● **What needs to be done**
From the entries below, copy every line that has the word "Donald".

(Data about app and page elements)
═══

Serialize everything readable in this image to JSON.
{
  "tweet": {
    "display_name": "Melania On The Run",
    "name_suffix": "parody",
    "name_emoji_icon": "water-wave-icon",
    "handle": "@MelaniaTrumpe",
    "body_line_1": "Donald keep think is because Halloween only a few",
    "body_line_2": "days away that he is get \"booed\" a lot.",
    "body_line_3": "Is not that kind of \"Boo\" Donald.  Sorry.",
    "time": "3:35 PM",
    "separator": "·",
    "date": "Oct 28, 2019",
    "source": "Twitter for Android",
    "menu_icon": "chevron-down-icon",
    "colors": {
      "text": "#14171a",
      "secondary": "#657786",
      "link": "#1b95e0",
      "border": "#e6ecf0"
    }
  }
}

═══

● **Result for this exercise**
    "body_line_1": "Donald keep think is because Halloween only a few",
    "body_line_3": "Is not that kind of \"Boo\" Donald.  Sorry.",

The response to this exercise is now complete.